A good test describes a certain aspect of your system on a functional level. In this sense, a test is not much different from a specification. While traditionally specifications have been written up-front and tests afterwards, this trend has changed.
A specification written at the beginning of a project needs to be continuously maintained to stay relevant in rapidly-changing environments - and today, all environments change rapidly. As such, the specification has become a living part of the product, just like production code and tests.
Conversely, with software being developed and deployed iteratively, tests are written earlier in the process, sometimes before the actual features are implemented. This is a good thing.
Due to these trends the distinction between functional tests and specifications is quickly disappearing: it often helps to think of tests as specifications and specifications as tests.
Tests that don’t look like specifications are not very good tests: often they test how a feature is implemented, not that.
Specifications that don’t look like tests are not very good specifications: often they are too vague, sometimes giving a false sense of consensus on the feature.

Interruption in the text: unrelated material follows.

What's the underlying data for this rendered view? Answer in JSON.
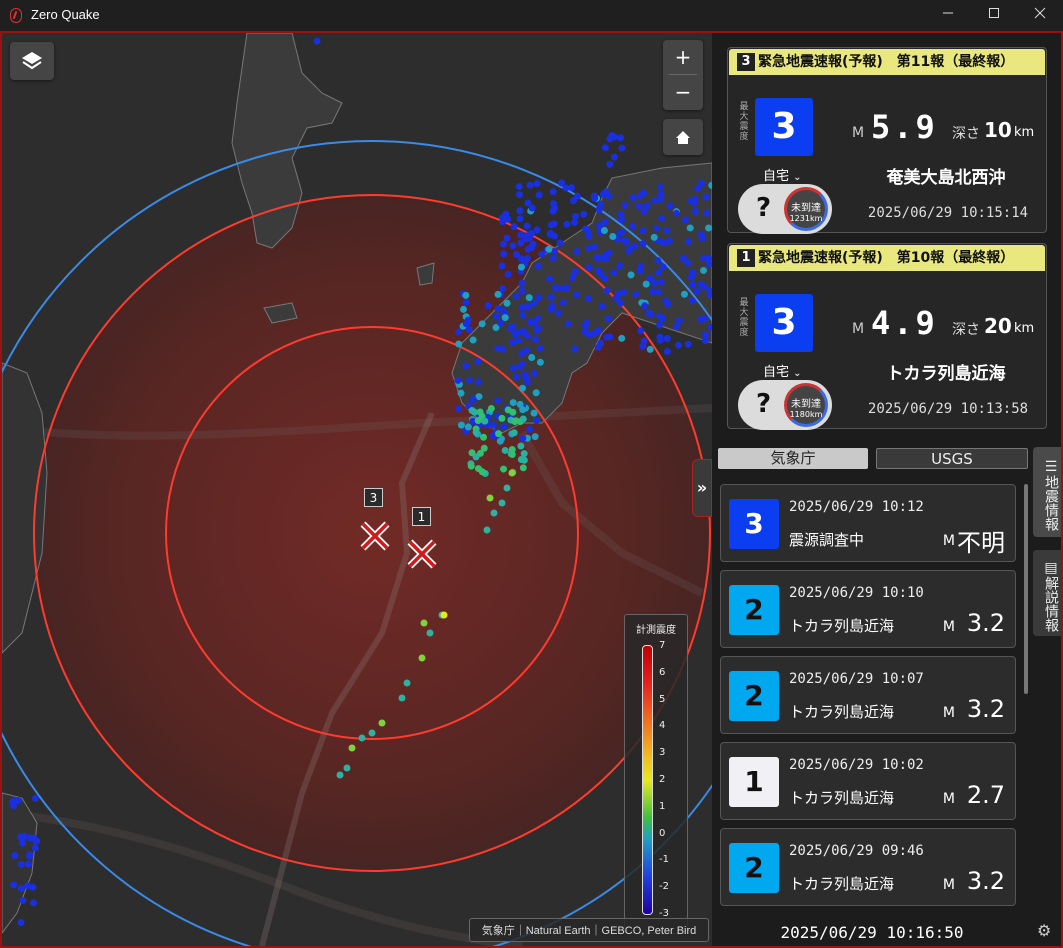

Your process probably no longer has separate ‘waterfall’ phases for specification (up-front) and testing (afterwards). However, in many organizations, specification and testing are still the responsibilities of disparate roles or even teams. When you consider tests are specifications, the consequence is that specification and testing should be the joint responsibility of a multidisciplinary team consisting of both people with a background in specification/requirements engineering and people with a background in testing/test automation.